▸ Records to process:
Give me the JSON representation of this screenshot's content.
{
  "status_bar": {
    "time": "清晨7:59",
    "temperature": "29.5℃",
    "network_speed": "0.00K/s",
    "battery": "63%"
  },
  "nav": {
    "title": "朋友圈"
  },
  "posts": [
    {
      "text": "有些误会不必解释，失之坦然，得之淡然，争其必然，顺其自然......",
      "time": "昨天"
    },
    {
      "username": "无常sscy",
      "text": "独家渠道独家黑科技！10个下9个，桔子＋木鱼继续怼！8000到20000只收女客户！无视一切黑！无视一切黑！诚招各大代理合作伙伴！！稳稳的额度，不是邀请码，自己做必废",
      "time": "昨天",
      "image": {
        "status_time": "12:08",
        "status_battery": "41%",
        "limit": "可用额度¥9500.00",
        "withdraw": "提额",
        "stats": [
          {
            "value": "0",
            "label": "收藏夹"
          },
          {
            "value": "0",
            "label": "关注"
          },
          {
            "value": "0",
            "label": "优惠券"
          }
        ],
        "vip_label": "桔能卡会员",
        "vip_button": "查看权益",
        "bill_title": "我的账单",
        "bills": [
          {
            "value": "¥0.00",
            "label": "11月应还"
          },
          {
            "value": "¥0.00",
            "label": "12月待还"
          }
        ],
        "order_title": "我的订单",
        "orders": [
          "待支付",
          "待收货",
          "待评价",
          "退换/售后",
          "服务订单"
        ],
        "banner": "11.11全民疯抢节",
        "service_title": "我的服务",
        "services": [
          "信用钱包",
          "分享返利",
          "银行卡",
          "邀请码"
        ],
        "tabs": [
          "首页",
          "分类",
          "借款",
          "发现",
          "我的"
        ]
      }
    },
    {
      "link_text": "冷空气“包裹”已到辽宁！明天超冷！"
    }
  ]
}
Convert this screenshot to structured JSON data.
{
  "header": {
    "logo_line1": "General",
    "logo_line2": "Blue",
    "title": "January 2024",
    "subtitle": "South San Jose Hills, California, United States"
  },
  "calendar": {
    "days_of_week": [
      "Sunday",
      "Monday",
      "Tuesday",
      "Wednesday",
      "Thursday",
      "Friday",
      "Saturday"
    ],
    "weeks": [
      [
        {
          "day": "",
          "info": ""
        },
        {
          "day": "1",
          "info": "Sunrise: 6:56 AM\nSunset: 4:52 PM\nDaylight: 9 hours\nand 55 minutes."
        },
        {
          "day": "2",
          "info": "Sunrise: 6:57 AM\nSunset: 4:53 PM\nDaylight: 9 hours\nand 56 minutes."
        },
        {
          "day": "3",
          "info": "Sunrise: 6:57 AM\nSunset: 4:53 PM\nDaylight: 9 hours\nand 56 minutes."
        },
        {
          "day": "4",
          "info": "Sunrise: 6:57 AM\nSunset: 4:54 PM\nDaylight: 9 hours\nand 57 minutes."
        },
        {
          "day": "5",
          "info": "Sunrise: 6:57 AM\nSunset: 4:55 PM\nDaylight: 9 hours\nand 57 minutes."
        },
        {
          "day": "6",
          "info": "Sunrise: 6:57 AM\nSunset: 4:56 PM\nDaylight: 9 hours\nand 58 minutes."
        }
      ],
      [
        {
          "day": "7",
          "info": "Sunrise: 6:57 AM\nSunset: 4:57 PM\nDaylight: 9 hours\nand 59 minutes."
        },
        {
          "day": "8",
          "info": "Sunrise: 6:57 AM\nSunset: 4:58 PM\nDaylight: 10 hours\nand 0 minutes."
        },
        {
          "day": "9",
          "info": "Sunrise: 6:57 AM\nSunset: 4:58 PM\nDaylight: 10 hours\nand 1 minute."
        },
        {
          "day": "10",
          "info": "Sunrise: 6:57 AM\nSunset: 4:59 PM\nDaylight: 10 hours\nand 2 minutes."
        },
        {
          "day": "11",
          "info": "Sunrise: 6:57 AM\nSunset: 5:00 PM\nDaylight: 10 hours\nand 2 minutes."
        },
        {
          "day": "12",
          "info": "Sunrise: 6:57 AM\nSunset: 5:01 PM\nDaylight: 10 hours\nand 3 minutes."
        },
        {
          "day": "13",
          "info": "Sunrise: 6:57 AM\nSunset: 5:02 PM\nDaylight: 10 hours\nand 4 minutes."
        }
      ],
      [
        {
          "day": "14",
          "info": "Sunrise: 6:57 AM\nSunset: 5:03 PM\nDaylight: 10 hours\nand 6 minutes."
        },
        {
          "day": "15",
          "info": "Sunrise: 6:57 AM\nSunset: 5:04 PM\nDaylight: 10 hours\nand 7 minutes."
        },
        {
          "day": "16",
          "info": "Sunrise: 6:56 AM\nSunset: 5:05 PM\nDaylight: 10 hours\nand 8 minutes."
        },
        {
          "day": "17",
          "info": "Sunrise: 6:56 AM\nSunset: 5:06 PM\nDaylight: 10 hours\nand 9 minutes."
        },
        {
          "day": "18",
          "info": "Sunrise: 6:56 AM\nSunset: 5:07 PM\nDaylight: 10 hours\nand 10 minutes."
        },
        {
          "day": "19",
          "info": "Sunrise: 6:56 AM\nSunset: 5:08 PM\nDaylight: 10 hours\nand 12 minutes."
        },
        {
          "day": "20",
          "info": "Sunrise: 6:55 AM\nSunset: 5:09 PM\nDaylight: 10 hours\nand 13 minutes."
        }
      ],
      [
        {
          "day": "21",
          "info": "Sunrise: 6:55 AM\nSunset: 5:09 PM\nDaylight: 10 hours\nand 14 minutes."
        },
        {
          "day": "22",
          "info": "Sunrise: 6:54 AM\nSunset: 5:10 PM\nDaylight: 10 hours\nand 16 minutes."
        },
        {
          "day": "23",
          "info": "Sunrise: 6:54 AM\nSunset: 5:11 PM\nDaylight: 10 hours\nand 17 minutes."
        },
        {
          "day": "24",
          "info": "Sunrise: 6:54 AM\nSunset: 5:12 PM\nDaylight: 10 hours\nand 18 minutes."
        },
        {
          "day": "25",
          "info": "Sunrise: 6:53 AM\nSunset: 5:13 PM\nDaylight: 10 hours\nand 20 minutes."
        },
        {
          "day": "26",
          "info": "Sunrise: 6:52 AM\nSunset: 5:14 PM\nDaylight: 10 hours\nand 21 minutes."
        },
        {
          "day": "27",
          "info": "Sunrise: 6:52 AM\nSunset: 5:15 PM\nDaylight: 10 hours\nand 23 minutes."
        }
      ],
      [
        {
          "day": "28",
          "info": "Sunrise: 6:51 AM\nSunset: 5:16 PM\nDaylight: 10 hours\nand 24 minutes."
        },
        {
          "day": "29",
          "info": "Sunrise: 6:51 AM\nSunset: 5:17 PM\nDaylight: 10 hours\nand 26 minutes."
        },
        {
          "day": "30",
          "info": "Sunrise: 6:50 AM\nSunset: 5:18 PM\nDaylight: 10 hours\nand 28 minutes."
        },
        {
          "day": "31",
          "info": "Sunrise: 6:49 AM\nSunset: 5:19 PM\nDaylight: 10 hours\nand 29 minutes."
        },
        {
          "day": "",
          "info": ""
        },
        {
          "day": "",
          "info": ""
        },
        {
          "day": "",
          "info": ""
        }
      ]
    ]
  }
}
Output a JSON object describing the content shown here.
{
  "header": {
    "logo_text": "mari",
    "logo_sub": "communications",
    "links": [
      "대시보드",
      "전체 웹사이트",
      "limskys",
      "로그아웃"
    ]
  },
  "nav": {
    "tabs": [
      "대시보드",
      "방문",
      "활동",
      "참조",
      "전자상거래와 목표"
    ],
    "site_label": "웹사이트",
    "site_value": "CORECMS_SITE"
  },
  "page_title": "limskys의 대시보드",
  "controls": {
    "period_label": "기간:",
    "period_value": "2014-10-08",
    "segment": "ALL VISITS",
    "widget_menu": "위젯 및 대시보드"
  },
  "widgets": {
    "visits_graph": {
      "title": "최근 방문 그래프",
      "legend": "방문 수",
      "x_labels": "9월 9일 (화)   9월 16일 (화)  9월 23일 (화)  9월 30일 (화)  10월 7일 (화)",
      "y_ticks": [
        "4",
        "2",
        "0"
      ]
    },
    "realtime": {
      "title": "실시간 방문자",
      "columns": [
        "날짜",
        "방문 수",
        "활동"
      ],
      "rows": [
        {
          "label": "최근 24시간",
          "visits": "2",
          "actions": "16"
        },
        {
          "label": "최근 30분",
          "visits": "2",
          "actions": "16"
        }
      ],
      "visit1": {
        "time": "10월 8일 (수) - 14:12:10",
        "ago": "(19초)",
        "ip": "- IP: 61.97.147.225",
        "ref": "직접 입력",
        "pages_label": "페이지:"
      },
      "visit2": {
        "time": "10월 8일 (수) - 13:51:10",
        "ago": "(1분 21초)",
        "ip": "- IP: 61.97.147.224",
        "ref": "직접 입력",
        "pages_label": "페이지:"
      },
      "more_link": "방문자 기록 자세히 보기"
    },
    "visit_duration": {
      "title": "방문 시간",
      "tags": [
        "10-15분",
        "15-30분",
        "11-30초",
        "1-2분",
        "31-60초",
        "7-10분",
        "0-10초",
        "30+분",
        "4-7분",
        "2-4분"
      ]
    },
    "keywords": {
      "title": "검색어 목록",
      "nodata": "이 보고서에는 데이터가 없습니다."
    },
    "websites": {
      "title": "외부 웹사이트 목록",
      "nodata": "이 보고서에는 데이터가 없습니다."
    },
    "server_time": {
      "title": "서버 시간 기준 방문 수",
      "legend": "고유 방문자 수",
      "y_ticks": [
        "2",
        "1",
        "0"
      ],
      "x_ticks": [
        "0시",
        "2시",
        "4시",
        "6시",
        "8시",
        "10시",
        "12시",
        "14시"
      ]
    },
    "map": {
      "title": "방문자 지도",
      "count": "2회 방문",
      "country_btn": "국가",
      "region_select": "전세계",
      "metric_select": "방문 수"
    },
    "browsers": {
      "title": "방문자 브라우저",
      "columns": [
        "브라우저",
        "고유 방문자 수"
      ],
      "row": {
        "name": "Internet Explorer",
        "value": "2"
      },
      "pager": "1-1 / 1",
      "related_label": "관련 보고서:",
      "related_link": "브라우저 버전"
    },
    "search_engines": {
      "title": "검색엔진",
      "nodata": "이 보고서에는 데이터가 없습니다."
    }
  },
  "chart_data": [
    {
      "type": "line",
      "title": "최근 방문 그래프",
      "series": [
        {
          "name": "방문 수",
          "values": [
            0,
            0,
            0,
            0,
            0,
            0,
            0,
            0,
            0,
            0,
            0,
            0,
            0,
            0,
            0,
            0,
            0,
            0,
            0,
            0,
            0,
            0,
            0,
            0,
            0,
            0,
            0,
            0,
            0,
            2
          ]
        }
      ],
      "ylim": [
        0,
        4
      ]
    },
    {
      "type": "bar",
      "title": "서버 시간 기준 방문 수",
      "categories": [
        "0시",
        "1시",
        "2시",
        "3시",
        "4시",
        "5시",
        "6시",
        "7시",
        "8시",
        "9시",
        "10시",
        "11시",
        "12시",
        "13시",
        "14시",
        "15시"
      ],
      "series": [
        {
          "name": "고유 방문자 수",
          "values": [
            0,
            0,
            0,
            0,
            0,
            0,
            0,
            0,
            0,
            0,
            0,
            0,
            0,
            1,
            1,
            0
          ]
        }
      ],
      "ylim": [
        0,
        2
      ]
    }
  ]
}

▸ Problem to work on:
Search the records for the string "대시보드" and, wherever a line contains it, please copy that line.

▸ Answer to this exercise:
      "대시보드",
      "대시보드",
  "page_title": "limskys의 대시보드",
    "widget_menu": "위젯 및 대시보드"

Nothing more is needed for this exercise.